Thanks to Russia’s new broad and flexible extremism legislation, just about anyone who inconveniences the government can face arrest. Such a wide definition of extremism allows the Kremlin to use this legislation to punish and threaten its critics (such as Andrei Piontovsky), and impose a chilling effect on any journalists who should dare to write about the true state of Russia politics, lest they offend the masters of the dark arts in the FSB. Case in point, late Thursday, the Kremlin once again invoked the extremism law to briefly detain the Vedomosti reporter Valery Panyushkin as he was boarding a train for a business trip. From WSJ: Russia Briefly Holds Writer On Suspicion of Extremism
“It’s incomprehensible to me on what grounds and by whom Valery could be suspected of violating that law,” said Tatyana Lysova, editorial director at Vedomosti. “He’s just a journalist.” Mr. Panyushkin, 38 years old, writes about business and politics, and his columns have frequently attacked the Kremlin’s crackdown on dissent and political opposition. He was among a number of journalists arrested in Moscow this spring while attempting to cover an opposition march led by former chess champion Garry Kasparov that was violently subdued by riot police.

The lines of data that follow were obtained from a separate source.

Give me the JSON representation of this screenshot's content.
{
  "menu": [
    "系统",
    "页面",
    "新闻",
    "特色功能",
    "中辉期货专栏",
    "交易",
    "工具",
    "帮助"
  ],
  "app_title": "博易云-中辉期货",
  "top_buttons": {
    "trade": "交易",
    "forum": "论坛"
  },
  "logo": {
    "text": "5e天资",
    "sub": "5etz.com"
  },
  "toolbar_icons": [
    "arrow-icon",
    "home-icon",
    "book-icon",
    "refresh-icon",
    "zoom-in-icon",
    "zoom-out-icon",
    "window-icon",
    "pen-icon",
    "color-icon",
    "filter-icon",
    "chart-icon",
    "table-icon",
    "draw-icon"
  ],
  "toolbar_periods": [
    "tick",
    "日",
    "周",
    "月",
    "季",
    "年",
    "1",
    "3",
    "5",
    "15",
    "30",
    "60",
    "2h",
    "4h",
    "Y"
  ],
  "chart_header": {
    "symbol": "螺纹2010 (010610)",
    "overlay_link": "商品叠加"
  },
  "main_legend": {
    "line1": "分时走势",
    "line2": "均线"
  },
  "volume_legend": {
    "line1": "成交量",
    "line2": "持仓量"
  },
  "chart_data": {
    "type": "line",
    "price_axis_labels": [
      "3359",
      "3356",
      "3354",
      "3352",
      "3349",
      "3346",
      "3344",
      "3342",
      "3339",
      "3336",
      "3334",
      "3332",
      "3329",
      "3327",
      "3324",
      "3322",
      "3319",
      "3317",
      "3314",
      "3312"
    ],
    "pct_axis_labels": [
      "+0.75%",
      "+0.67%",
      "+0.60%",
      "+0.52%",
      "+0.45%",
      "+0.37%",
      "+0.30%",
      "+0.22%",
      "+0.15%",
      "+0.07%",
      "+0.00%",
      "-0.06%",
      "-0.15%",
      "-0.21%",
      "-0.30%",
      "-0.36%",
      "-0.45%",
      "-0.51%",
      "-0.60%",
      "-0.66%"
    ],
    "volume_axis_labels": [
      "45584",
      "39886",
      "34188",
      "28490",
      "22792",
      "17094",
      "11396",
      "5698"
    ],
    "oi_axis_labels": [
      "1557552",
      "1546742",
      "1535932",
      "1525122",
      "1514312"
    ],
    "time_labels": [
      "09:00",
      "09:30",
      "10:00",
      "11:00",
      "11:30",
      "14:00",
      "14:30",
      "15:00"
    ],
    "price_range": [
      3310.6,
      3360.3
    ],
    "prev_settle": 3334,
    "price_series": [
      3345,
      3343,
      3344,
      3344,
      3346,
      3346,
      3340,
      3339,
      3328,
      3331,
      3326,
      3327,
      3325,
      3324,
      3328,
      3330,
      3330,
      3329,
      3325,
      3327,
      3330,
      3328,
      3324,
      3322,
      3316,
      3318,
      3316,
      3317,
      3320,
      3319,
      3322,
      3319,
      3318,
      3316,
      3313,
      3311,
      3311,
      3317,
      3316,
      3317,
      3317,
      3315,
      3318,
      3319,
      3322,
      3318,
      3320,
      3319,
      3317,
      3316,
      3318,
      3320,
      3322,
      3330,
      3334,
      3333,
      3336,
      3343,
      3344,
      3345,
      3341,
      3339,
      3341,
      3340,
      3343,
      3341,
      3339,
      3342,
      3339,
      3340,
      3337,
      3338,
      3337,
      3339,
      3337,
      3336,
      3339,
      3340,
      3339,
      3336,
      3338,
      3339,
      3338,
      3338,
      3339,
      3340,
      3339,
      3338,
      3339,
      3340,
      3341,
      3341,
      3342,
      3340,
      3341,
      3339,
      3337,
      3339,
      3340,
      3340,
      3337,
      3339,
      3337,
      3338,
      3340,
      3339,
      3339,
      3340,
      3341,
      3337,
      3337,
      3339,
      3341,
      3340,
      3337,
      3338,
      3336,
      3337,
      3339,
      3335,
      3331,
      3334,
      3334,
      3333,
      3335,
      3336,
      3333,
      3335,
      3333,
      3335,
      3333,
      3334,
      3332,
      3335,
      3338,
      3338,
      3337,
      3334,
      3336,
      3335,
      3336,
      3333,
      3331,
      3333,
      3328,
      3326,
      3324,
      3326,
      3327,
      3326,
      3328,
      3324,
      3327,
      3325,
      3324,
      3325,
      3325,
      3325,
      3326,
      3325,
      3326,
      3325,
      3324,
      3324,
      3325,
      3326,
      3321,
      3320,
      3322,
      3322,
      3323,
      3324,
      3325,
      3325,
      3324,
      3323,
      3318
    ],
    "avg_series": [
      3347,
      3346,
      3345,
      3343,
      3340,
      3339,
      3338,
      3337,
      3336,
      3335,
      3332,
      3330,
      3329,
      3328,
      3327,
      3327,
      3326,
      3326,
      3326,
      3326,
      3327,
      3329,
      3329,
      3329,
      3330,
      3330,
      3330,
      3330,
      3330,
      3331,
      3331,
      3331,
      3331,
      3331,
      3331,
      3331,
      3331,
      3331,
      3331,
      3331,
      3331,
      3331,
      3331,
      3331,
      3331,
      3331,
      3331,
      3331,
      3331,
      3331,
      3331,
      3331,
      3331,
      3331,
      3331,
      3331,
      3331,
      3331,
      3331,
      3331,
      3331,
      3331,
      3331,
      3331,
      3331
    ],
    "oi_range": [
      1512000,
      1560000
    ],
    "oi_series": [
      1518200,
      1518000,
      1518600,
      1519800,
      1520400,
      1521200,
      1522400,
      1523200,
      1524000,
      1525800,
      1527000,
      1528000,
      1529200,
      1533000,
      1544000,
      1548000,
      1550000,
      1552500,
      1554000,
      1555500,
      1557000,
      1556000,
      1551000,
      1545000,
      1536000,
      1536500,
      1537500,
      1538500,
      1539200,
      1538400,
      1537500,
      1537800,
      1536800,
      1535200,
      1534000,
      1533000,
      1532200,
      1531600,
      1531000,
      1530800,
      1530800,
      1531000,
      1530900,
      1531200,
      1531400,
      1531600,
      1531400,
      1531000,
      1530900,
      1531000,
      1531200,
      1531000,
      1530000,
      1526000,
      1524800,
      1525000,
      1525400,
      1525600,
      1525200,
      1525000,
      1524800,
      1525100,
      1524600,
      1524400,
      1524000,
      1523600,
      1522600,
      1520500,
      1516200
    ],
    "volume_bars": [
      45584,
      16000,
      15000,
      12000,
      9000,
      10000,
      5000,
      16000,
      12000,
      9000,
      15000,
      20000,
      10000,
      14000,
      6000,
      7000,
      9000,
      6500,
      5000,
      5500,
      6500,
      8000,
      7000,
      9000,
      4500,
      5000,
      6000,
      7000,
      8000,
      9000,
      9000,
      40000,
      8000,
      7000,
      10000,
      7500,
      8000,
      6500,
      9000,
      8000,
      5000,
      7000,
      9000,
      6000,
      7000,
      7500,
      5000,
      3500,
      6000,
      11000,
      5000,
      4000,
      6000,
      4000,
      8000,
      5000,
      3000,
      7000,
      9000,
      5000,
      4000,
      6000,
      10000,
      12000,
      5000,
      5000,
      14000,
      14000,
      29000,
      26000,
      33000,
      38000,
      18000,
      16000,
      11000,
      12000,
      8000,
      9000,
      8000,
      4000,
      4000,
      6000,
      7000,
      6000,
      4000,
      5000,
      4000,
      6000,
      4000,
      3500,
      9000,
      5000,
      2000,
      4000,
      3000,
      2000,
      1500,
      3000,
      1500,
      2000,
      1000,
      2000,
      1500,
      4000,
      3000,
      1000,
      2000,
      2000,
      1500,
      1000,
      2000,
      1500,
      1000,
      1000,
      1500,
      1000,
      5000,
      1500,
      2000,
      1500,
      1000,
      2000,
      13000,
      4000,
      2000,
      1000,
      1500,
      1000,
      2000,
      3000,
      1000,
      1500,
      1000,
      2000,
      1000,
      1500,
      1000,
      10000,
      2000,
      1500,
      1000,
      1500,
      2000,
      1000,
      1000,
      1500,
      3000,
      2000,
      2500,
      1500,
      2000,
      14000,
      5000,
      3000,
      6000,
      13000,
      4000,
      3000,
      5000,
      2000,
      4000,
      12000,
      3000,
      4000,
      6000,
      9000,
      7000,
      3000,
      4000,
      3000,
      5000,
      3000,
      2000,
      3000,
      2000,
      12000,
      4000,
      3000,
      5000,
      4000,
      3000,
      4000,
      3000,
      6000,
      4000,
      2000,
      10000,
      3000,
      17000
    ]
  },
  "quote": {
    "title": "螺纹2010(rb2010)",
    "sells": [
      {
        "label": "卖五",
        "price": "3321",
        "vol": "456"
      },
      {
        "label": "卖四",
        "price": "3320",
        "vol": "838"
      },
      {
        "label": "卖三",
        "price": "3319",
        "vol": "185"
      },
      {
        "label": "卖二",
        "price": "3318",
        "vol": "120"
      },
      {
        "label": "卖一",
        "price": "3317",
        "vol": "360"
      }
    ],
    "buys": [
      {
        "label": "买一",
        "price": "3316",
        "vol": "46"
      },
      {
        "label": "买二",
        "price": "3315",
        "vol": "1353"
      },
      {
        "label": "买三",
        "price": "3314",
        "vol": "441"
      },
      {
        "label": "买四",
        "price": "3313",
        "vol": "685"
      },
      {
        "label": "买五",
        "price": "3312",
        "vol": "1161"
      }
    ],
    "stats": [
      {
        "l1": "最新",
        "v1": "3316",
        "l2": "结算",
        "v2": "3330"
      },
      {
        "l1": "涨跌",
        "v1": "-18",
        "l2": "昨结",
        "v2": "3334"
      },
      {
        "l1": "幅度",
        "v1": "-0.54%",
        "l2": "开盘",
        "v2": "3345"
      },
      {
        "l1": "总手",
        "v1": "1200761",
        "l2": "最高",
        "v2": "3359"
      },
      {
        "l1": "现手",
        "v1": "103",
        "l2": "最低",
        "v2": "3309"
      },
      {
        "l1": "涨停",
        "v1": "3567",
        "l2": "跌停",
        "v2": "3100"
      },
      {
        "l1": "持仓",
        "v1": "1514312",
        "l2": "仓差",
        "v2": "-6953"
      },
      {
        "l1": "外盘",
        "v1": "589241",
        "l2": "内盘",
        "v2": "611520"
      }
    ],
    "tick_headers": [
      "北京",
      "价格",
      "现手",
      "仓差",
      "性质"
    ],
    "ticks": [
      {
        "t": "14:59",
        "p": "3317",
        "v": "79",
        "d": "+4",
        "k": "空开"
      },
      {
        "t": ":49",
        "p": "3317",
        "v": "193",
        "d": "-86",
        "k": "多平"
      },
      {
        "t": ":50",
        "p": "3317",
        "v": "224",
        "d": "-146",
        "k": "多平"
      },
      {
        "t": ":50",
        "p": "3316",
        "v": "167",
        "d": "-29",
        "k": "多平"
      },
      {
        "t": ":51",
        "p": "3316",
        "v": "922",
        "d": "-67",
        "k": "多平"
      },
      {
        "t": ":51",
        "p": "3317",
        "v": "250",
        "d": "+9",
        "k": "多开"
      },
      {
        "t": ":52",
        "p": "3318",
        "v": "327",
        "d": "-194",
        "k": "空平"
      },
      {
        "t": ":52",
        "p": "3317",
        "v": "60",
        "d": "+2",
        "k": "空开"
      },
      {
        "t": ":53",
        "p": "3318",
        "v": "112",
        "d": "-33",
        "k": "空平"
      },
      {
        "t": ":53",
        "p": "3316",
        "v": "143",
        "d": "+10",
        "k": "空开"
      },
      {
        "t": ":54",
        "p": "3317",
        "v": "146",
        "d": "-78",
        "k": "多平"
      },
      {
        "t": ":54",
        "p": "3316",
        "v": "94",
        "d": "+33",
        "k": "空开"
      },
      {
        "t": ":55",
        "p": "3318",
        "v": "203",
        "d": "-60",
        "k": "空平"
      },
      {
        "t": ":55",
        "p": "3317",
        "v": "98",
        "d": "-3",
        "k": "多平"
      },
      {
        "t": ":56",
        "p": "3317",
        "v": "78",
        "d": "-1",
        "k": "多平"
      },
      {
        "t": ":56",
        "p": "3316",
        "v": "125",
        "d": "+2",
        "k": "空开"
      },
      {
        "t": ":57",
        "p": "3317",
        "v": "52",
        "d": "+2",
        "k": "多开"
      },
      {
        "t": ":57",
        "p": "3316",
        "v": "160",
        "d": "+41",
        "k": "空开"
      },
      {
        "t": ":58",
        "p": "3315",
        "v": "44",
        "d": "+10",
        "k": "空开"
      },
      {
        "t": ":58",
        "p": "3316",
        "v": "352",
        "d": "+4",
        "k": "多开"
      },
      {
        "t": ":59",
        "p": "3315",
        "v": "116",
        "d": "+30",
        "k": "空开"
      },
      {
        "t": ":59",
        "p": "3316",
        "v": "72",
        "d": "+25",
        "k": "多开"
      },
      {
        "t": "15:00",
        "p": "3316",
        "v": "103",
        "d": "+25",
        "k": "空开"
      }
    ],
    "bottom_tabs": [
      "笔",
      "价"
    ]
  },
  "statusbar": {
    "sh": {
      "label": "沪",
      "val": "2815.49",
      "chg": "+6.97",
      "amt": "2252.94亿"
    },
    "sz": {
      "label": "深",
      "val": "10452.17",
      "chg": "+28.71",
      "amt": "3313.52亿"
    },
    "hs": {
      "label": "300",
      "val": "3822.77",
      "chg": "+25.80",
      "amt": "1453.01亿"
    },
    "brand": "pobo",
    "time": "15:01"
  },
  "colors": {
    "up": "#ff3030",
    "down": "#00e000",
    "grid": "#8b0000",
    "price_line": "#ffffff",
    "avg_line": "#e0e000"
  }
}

Furthermore, the harassment of Panyushkin comes with suspicious timing, on the exact same day that we on the Mikhail Khodorkovsky defense team won a major landmark decision from the Swiss prosecutor which underscores the political nature of his persecution, and the illegitimacy of the Russian procuracy. Panyushkin, in addition to being a consummate professional journalist, covering not only democracy movements in Russia but also Belarus and the Ukraine, is also the author of the bestselling book about Mikhail Khodorkovsky entitled “Khodorkovsky: the Prisoner of Silence.” It is furthermore tragically ironic that back in April, while reporting on the March of the Discontented, Panyushkin speculated that “most of the people who feel disgusted about the lies of Putin’s regime do not take to the streets, because they are afraid to be seen in the company of “extremists,” but this fear evaporates as the lack of freedom becomes suffocating.” We can only hope that people like Panyushkin only feel more emboldened and inspired by these outrageous repressive acts.